[Supplied information]

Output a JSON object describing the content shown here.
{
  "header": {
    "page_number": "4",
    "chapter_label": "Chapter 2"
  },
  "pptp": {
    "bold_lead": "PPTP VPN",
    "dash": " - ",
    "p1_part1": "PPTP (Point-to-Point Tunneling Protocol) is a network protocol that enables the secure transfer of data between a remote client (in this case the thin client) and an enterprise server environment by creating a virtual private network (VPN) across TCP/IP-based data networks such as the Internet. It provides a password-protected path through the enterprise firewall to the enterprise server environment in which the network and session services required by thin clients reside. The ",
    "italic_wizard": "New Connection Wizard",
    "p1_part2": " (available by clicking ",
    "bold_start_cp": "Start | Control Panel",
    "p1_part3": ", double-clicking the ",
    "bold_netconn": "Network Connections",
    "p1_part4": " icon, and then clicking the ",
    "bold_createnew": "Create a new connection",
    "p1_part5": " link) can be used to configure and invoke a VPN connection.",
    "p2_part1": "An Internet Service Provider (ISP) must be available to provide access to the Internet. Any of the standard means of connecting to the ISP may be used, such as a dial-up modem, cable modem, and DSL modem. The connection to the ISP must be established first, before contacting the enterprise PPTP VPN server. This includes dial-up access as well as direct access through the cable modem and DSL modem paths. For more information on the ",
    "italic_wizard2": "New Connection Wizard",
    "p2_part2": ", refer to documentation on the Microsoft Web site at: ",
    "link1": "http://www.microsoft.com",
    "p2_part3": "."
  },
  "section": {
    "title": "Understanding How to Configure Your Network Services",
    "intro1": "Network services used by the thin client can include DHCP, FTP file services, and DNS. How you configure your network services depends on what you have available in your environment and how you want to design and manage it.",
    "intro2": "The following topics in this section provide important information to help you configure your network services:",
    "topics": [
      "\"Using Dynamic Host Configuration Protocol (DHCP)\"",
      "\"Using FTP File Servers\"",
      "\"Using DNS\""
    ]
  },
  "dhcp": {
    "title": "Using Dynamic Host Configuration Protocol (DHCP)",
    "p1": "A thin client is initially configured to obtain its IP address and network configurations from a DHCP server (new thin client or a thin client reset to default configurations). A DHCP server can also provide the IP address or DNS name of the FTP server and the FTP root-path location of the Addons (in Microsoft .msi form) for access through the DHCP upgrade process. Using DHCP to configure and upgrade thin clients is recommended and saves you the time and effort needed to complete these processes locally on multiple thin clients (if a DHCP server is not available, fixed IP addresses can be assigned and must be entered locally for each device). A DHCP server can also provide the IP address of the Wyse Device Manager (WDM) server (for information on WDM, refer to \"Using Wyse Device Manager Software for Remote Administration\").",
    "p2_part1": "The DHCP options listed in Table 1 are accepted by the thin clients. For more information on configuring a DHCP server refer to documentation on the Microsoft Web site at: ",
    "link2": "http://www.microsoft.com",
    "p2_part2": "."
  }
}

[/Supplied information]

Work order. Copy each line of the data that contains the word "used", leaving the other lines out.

Exercise result.
    "p1_part5": " link) can be used to configure and invoke a VPN connection.",
    "p2_part1": "An Internet Service Provider (ISP) must be available to provide access to the Internet. Any of the standard means of connecting to the ISP may be used, such as a dial-up modem, cable modem, and DSL modem. The connection to the ISP must be established first, before contacting the enterprise PPTP VPN server. This includes dial-up access as well as direct access through the cable modem and DSL modem paths. For more information on the ",
    "intro1": "Network services used by the thin client can include DHCP, FTP file services, and DNS. How you configure your network services depends on what you have available in your environment and how you want to design and manage it.",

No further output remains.